On her first visit to the West African nation of Côte d’Ivoire, Canada’s Minister of International Development, Marie-Claude Bibeau, and the President of the African Development Bank, Akinwumi Adesina, shared a common vision and commitment to the advancement of women and girls on the continent.
Both officials met at the Bank’s headquarters in Abidjan, following the Minister’s visit to a Bank-financed rural agriculture project in Abengourou, Côte d’Ivoire, earlier in the day. Bibeau, Adesina and other senior management members exchanged views on wide ranging issues including gender empowerment issues, renewable energy, agriculture, and innovative financing mechanisms.
Canada is the fourth-largest contributor to the Bank among non-regional members, and the sixth-largest donor to the African Development Fund (ADF), the concessional arm of the Bank Group.
The advancement of women and girls is a priority area for the Canadian Government in keeping with its Feminist International Assistance Policy.
The Minister emphasized the need to involve African women in decision-making processes.
According to Bibeau, “If we want to end poverty, women in Africa must be able to develop their full potential,” she said. She also expressed the hope that women would no longer be perceived as “mere beneficiaries,” but as “agents of change.”
“This is the approach we are taking in Canada. We are working to ensure that 15% of our department’s budget is allocated to transformative projects for women,” Bibeau said.
The Gender Strategy is a central part of the Bank’s ambitious vision for Africa, based on the reality that gender equality is integral to Africa’s economic and social development. The vision includes creating opportunities for women, disadvantaged and marginalized people and communities so they can fully participate in and benefit from the development of their communities and nations.
Commending Adesina for exemplary leadership, Bibeau acknowledged that “change will not come overnight, but our collective actions will make a significant difference.” The Bank recorded exceptional results for 2017 with approvals of US $8.7 billion and over US $7 billion of disbursements, the highest performance since its creation in 1964.
From 2010 to 2017, the Bank’s operations have positively impacted the lives of millions of Africans.

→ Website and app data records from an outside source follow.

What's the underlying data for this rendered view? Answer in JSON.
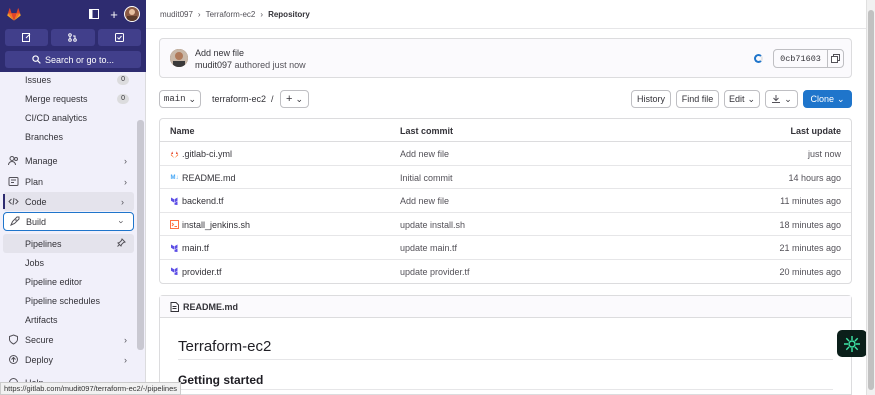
{
  "sidebar": {
    "search_label": "Search or go to...",
    "items": [
      {
        "label": "Issues",
        "count": "0"
      },
      {
        "label": "Merge requests",
        "count": "0"
      },
      {
        "label": "CI/CD analytics"
      },
      {
        "label": "Branches"
      },
      {
        "label": "Manage"
      },
      {
        "label": "Plan"
      },
      {
        "label": "Code"
      },
      {
        "label": "Build"
      },
      {
        "label": "Pipelines"
      },
      {
        "label": "Jobs"
      },
      {
        "label": "Pipeline editor"
      },
      {
        "label": "Pipeline schedules"
      },
      {
        "label": "Artifacts"
      },
      {
        "label": "Secure"
      },
      {
        "label": "Deploy"
      },
      {
        "label": "Help"
      }
    ]
  },
  "status_url": "https://gitlab.com/mudit097/terraform-ec2/-/pipelines",
  "breadcrumb": {
    "user": "mudit097",
    "project": "Terraform-ec2",
    "current": "Repository"
  },
  "commit": {
    "title": "Add new file",
    "author": "mudit097",
    "authored": "authored just now",
    "sha": "0cb71603"
  },
  "toolbar": {
    "branch": "main",
    "path": "terraform-ec2",
    "path_sep": "/",
    "add": "+",
    "history": "History",
    "find_file": "Find file",
    "edit": "Edit",
    "clone": "Clone"
  },
  "table": {
    "headers": [
      "Name",
      "Last commit",
      "Last update"
    ],
    "rows": [
      {
        "name": ".gitlab-ci.yml",
        "commit": "Add new file",
        "updated": "just now"
      },
      {
        "name": "README.md",
        "commit": "Initial commit",
        "updated": "14 hours ago"
      },
      {
        "name": "backend.tf",
        "commit": "Add new file",
        "updated": "11 minutes ago"
      },
      {
        "name": "install_jenkins.sh",
        "commit": "update install.sh",
        "updated": "18 minutes ago"
      },
      {
        "name": "main.tf",
        "commit": "update main.tf",
        "updated": "21 minutes ago"
      },
      {
        "name": "provider.tf",
        "commit": "update provider.tf",
        "updated": "20 minutes ago"
      }
    ]
  },
  "readme": {
    "filename": "README.md",
    "h1": "Terraform-ec2",
    "h2": "Getting started"
  },
  "colors": {
    "sidebar_top": "#2e2c70",
    "accent": "#1f75cb",
    "gitlab_orange": "#fc6d26"
  }
}
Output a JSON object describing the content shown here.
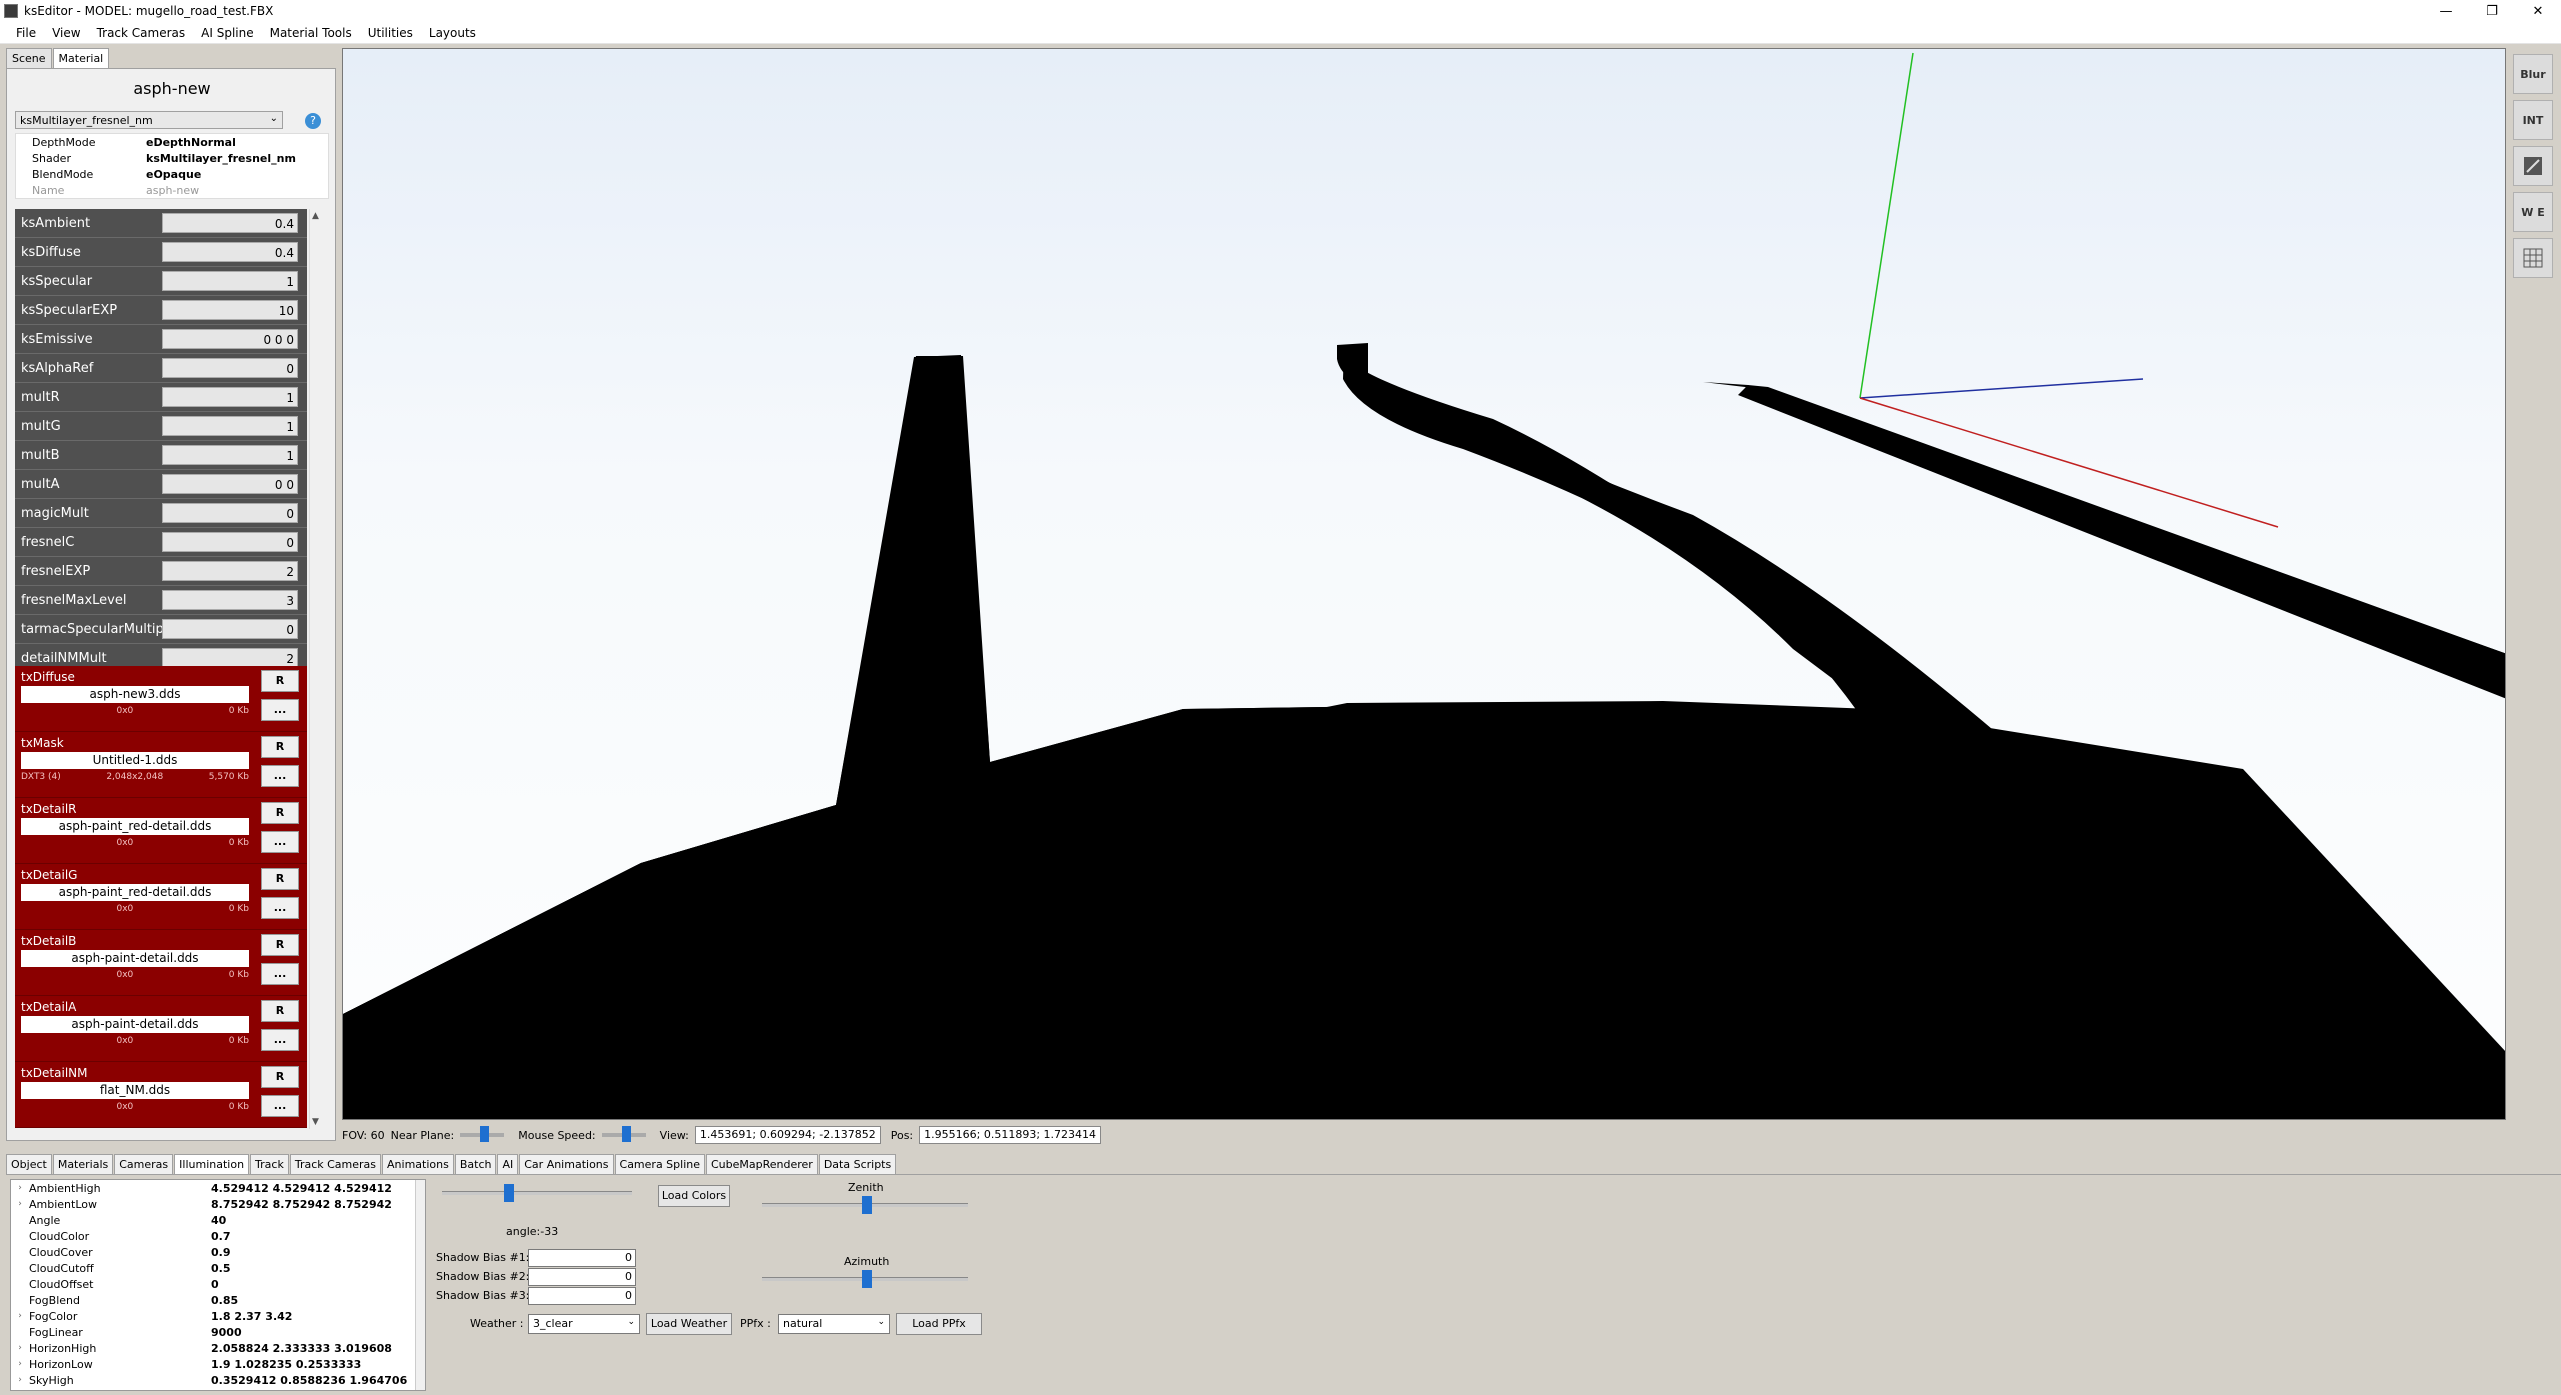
{
  "window": {
    "title": "ksEditor - MODEL: mugello_road_test.FBX",
    "minimize": "—",
    "maximize": "❐",
    "close": "✕"
  },
  "menu": [
    "File",
    "View",
    "Track Cameras",
    "AI Spline",
    "Material Tools",
    "Utilities",
    "Layouts"
  ],
  "left_tabs": [
    "Scene",
    "Material"
  ],
  "material": {
    "name": "asph-new",
    "shader_select": "ksMultilayer_fresnel_nm",
    "help": "?",
    "props": [
      {
        "k": "DepthMode",
        "v": "eDepthNormal"
      },
      {
        "k": "Shader",
        "v": "ksMultilayer_fresnel_nm"
      },
      {
        "k": "BlendMode",
        "v": "eOpaque"
      },
      {
        "k": "Name",
        "v": "asph-new"
      }
    ],
    "params": [
      {
        "label": "ksAmbient",
        "value": "0.4"
      },
      {
        "label": "ksDiffuse",
        "value": "0.4"
      },
      {
        "label": "ksSpecular",
        "value": "1"
      },
      {
        "label": "ksSpecularEXP",
        "value": "10"
      },
      {
        "label": "ksEmissive",
        "value": "0 0 0"
      },
      {
        "label": "ksAlphaRef",
        "value": "0"
      },
      {
        "label": "multR",
        "value": "1"
      },
      {
        "label": "multG",
        "value": "1"
      },
      {
        "label": "multB",
        "value": "1"
      },
      {
        "label": "multA",
        "value": "0 0"
      },
      {
        "label": "magicMult",
        "value": "0"
      },
      {
        "label": "fresnelC",
        "value": "0"
      },
      {
        "label": "fresnelEXP",
        "value": "2"
      },
      {
        "label": "fresnelMaxLevel",
        "value": "3"
      },
      {
        "label": "tarmacSpecularMultipl",
        "value": "0"
      },
      {
        "label": "detailNMMult",
        "value": "2"
      }
    ],
    "textures": [
      {
        "label": "txDiffuse",
        "file": "asph-new3.dds",
        "fmt": "",
        "res": "0x0",
        "size": "0 Kb"
      },
      {
        "label": "txMask",
        "file": "Untitled-1.dds",
        "fmt": "DXT3 (4)",
        "res": "2,048x2,048",
        "size": "5,570 Kb"
      },
      {
        "label": "txDetailR",
        "file": "asph-paint_red-detail.dds",
        "fmt": "",
        "res": "0x0",
        "size": "0 Kb"
      },
      {
        "label": "txDetailG",
        "file": "asph-paint_red-detail.dds",
        "fmt": "",
        "res": "0x0",
        "size": "0 Kb"
      },
      {
        "label": "txDetailB",
        "file": "asph-paint-detail.dds",
        "fmt": "",
        "res": "0x0",
        "size": "0 Kb"
      },
      {
        "label": "txDetailA",
        "file": "asph-paint-detail.dds",
        "fmt": "",
        "res": "0x0",
        "size": "0 Kb"
      },
      {
        "label": "txDetailNM",
        "file": "flat_NM.dds",
        "fmt": "",
        "res": "0x0",
        "size": "0 Kb"
      }
    ],
    "btn_r": "R",
    "btn_more": "..."
  },
  "right_tools": [
    {
      "icon": "blur-icon",
      "label": "Blur"
    },
    {
      "icon": "int-hr-lr-icon",
      "label": "INT"
    },
    {
      "icon": "panel-icon",
      "label": ""
    },
    {
      "icon": "we-icon",
      "label": "W E"
    },
    {
      "icon": "grid-icon",
      "label": ""
    }
  ],
  "status": {
    "fov": "FOV: 60",
    "near_plane": "Near Plane:",
    "near_plane_level": 0.5,
    "mouse_speed": "Mouse Speed:",
    "mouse_speed_level": 0.5,
    "view_label": "View:",
    "view_value": "1.453691; 0.609294; -2.137852",
    "pos_label": "Pos:",
    "pos_value": "1.955166; 0.511893; 1.723414"
  },
  "bottom_tabs": [
    "Object",
    "Materials",
    "Cameras",
    "Illumination",
    "Track",
    "Track Cameras",
    "Animations",
    "Batch",
    "AI",
    "Car Animations",
    "Camera Spline",
    "CubeMapRenderer",
    "Data Scripts"
  ],
  "bottom_active_tab": "Illumination",
  "illumination": [
    {
      "exp": "›",
      "k": "AmbientHigh",
      "v": "4.529412 4.529412 4.529412"
    },
    {
      "exp": "›",
      "k": "AmbientLow",
      "v": "8.752942 8.752942 8.752942"
    },
    {
      "exp": "",
      "k": "Angle",
      "v": "40"
    },
    {
      "exp": "",
      "k": "CloudColor",
      "v": "0.7"
    },
    {
      "exp": "",
      "k": "CloudCover",
      "v": "0.9"
    },
    {
      "exp": "",
      "k": "CloudCutoff",
      "v": "0.5"
    },
    {
      "exp": "",
      "k": "CloudOffset",
      "v": "0"
    },
    {
      "exp": "",
      "k": "FogBlend",
      "v": "0.85"
    },
    {
      "exp": "›",
      "k": "FogColor",
      "v": "1.8 2.37 3.42"
    },
    {
      "exp": "",
      "k": "FogLinear",
      "v": "9000"
    },
    {
      "exp": "›",
      "k": "HorizonHigh",
      "v": "2.058824 2.333333 3.019608"
    },
    {
      "exp": "›",
      "k": "HorizonLow",
      "v": "1.9 1.028235 0.2533333"
    },
    {
      "exp": "›",
      "k": "SkyHigh",
      "v": "0.3529412 0.8588236 1.964706"
    }
  ],
  "controls": {
    "angle_label": "angle:-33",
    "load_colors": "Load Colors",
    "zenith": "Zenith",
    "azimuth": "Azimuth",
    "shadow_bias_1": "Shadow Bias #1:",
    "shadow_bias_2": "Shadow Bias #2:",
    "shadow_bias_3": "Shadow Bias #3:",
    "shadow_bias_1_val": "0",
    "shadow_bias_2_val": "0",
    "shadow_bias_3_val": "0",
    "weather_label": "Weather :",
    "weather_value": "3_clear",
    "load_weather": "Load Weather",
    "ppfx_label": "PPfx :",
    "ppfx_value": "natural",
    "load_ppfx": "Load PPfx"
  }
}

Eighty-three million Africans have benefited from improved access to transport, and 49 million have gained access to clean water and sanitation. Nine million African women have been connected to electricity and the living conditions of 29 million more women have been significantly enhanced as a result of improvements in agriculture.
Bank President Akinwumi Adesina called for greater mobilization of resources in favour of women.
“We need to change the current system, and introduce a mechanism for rating and classifying financial institutions. Those who put the issue of gender at the centre of their concerns should be at the forefront of this ranking,” he said.
According to Adesina, “the Bank plans to raise a US $300-million guarantee fund for the Affirmative Finance Action for Women in Africa (AFAWA) initiative.” AFAWA is expected to leverage close to US $3 billion over 10 years to empower female entrepreneurs through capacity-building development, access to funding, and policy, legal and regulatory reforms to support enterprises led by women.
The initiative provides significant support for the advancement of Africa’s gender agenda. The Bank is helping build women’s market programs in countries such as Kenya, Nigeria, Sierra Leone, and the Democratic Republic of Congo. Through four commercial banks, at least 200,000 women-owned businesses are expected to be impacted through financing, growth in revenues and through coaching and mentoring programs.
Adesina said he hoped Canada would champion the initiative, launched during the Bank’s 2016 Annual Meetings.
The Canadian Minister and the African Development Bank President also discussed closer cooperation between Canada and Africa, and Canada’s participation in the first Africa Investment Forum scheduled for November 2018 in South Africa.
Canada joined the African Development Bank in 1982. The country has supported all the general capital increases of the Bank and all the replenishments of the African Development Fund (ADF). Canada also participates in a number of multi-donor trust funds and other initiatives managed by the Bank.
The African Development Bank Group is one of Canada’s leading partners in supporting sustainable economic growth in Africa. Other Bank Group priority areas of focus include environment and renewable energy, inclusive governance, peace and security.